On Monday the 27th of may, we had the starting guard from TCU who happens to be the first team on our beloved Tigers schedule. This wasnt a problem for us today. If it were an Alabama player, well lets just say the report might be a little different. This biggest problem for us today was the 5 to 7 foot seas out of the south. After watching the eyes of our crew as we attempted to travel to the hotspot, I decided to take a beam sea to a place I knew would produce a good time for out crew from the lonestar state. Immediately landed a cobia then a few more jacks. To try to settle stomachs we moved north and hid behind a rig for some mangrove and snapper. Our crew was happy and so were we. Everyone caught some fish and we made some new friends.

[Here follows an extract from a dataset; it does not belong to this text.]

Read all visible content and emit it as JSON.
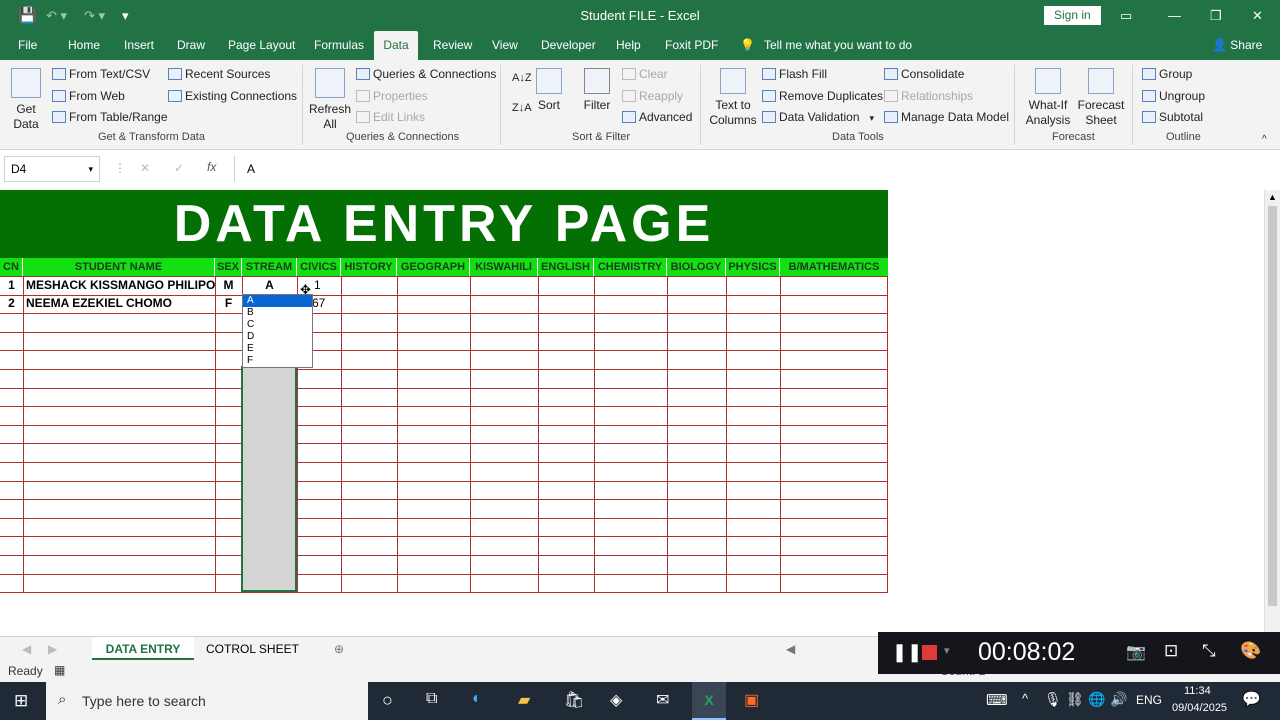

Friday took off with a group of local guys to chase the yellowfin tuna. Blasted off from marina with the fountain early since the moon was making fish stop biting early. We left all hopes of catching live bait at home. We decided it wouldn’t be wise since the fish would quit eating early. Instead we made our way to the hotspot to see three boats already there. We decided to pass them up for greener pastures. Turns out though it was blue. Really blue. Our decisions paid off today, we landed three nice yellowfin tuna with a few more small ones as well as nice marlin hookup on a popper. It made for a great show as the fish tried over and over to shake the popper. We finished with a bunch of snapper and took off for the barn. I love it when a plan comes together.
Wednesday was the first of a two day trip with a wonderful crew from the east coast. We left early, believe it or not we left too early. We arrived to the open water so early that the bait we were looking for didn’t wake up yet. We tried to procrastinate as long as we could, but patience wore thin and we were off. We traveled to our first spot and the current was horrible. We did however manage a large blackfin and something else that didn’t stop pulling. Eventually we lost it in the structure with no clue of what it could have been. Could have been anything considering we lost a few mongo tuna there the week before. Also could have been a record AJ. Who knows? Not us for sure. After moving to another spot we were fortunate enough to catch bait, then the yellow fellow came in. Somewhere between 40 and 50 pounds. Landed two there and after the sharks found us they wouldn’t give our bait a chance to attract the targeted species. Once again we strapped in and hauled *** to deep water. After our run, we heard of some good ones caught over the radio, but unfortunately they slowed up a bit. We had to wait em out and managed a couple more schoolies to finish the day. We ended up with 4 yellows and 4 blacks. Second day the weather changed dramatically and made it a challenge to go anywhere. Back at the same spot as the day before we had no luck on this day. With a crew that had no desire for small fish or blackfin, we tried and tried over and over again to land that big one. We all know we can’t always get what we want, and traveled home with a lot to be desired.
Capt. Andy Cook